_TASK GOAL:_
Say how many lines in the following data hold the word "работы". Write nothing but that number.
──────────
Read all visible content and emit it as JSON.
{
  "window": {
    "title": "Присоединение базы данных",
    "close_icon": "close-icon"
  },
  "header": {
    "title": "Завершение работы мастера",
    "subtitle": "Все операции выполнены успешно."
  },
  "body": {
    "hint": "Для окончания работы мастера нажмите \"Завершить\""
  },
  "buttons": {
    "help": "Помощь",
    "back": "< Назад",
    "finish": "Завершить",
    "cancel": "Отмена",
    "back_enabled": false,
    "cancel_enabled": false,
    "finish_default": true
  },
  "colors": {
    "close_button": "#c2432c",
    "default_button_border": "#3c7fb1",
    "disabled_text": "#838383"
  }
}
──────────
_YOUR RESPONSE:_
2